As criticism mounts, Mexican government rejects more aggressive fight against coronavirusReading Time: 3 minutes
Resisting calls to amp up the fight against the coronavirus, Mexican President Andrés Manuel López Obrador and his top aides continued to defend a strategy they say balances public health needs with potential damage to the country’s faltering economy.
“We don’t want to have a cure that is costlier in social terms than the actual illness,” Hugo López-Gatell, the country’s sub-secretary of health, told reporters Thursday. “We have said many times that there are some measures that don’t have a technical basis, such as closing borders and airports.”
Mexico has taken some measures, such as extending schools’ Holy Week break, urging people to work from home and encouraging social distancing — widely disseminating a cartoon character called Susana Distancia, which means “your safe distance.”
Some states and cities have mandated additional measures. Mexico City has ordered bars, gyms, churches and museums closed, and banned gatherings of more than 50 people, but restaurants and other shops remain open and some street life continues.
López Obrador has been hesitant to impose stay-at-home orders, curfews or other more severe restrictions. He has called on Mexican families to monitor the health of elderly loved ones.
The president’s restrained approach stance has earned him blistering criticism from independent public health experts and an accusation Thursday from New York-based Human Rights Watch that he is “putting the people of Mexico in grave danger.”
“President López Obrador’s behavior in the face of the COVID-19 crisis is a profoundly dangerous example that threatens Mexicans’ health,” said José Miguel Vivanco, Americas director at Human Rights Watch, who has been a frequent critic of the Mexican president.
As of Thursday night, Mexico had confirmed at least 585 coronavirus infections and eight deaths. Those figures are lower than in Brazil and Chile, but experts suspect they are incomplete.
“We’re seeing a sample of patients who have symptoms and have shown up in hospitals,” said Eduardo González-Pier, a former public health official who now works in the private sector. “We don’t have a clear picture of the population that has been exposed and has not presented symptoms. … Nobody really knows how many cases are out there.”
Based on how the virus spread in China, Mexican health officials estimated last week that as many as 250,656 Mexicans could contract it, with 10,528 requiring intensive care in the hospital. They did not release estimates of how many of those would die.
Government officials say that they are prepared to impose more drastic measures if needed, but that they will do everything necessary to avoid increasing the economic stress on the poor. About half the Mexican population has no savings, said López-Gatell, the government’s point person on the crisis.
“One cannot severely restrict social and economic activity,” he said. “It would cause a possibly irreparable damage for a great quantity of families who live day-to-day, small merchants, independent professionals, small businesses, domestic workers — for instance, street vendors.”
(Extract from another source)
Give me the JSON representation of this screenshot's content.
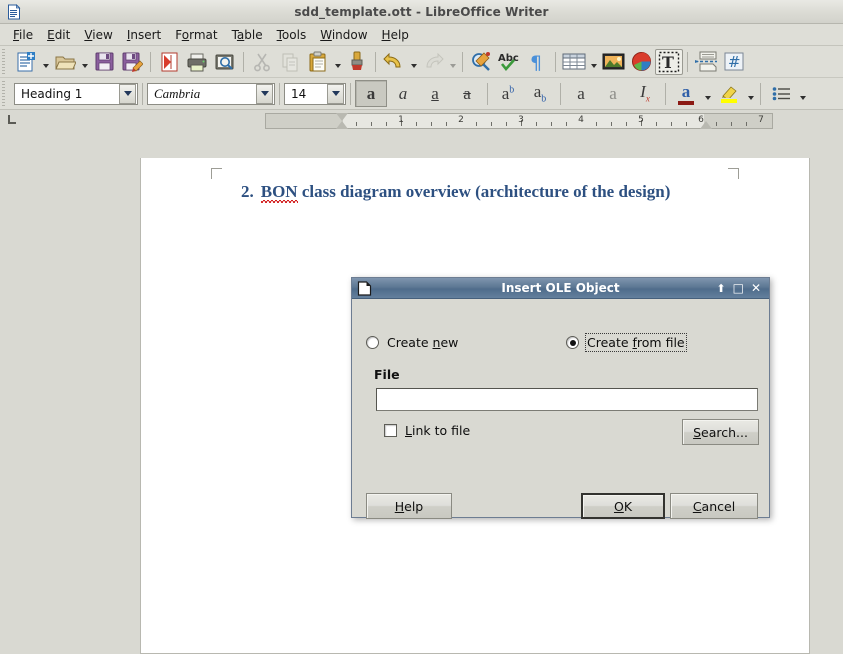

Despite intense criticism from independent medical professionals, many Mexicans support the government’s current approach, hoping to avoid a repeat of 2009, when the swine flu outbreak prompted a weeklong shutdown of the capital, severely disrupting economic and social activity.
“If I don’t work, I can’t bring money home to feed my kids,” said Martín Salgado, 34, a father of two who works at a parking lot in downtown Mexico City. “I get it — don’t shake hands, keep a personal distance, wear a mask — but there’s no need to shut everything down. How would we survive?”
In central Mexico City, few residents were wearing masks on a recent afternoon and most shops were open, though traffic was much lighter than usual. The city’s metro system, which normally has 6.3 million daily passengers, saw fewer than half that number on Wednesday, authorities said.
Even before López Obrador took office in December 2018, Mexico’s public health system was strained. The president has has slashed hospital budgets and canceled contracts with drug companies as part of his broader anti-corruption crusade.
A major question is whether Mexico’s infection and death rate will follow the trend lines of a place like Taiwan, which has maintained relatively low numbers of COVID-19 cases, or countries such as Spain or Italy, where hospitals have been overwhelmed with patients and deaths have skyrocketed.
“We have a government that seems to have no idea of the size of the problem,” said Luis Miguel González, editorial director of El Economista newspaper. “And they don’t have a toolkit that is appropriate for this situation.”
A demographic point in Mexico’s favor is that it has a much younger population than Spain or Italy. Yet it also has high levels of chronic disease, including diabetes, which contribute to higher death rates. A whopping 16% of Mexicans have diabetes.
Mexico’s economy is already staggering, posting near-flat growth in 2019. López Obrador has made it clear that he would favor a rescue plan that gave direct handouts to low-income people and other vulnerable populations, including the elderly, disabled and students.
“No bailouts in the style of the neoliberal period, when they gave to banks and large companies,” López Obrador, Mexico’s first avowedly leftist president in a generation, said at a news conference this week. “Who do we have to rescue? The poor, for the good of all, first the poor.”
Cecilia Sánchez in the Mexico City bureau contributed to this report.
This article was originally published by the Los Angeles Times.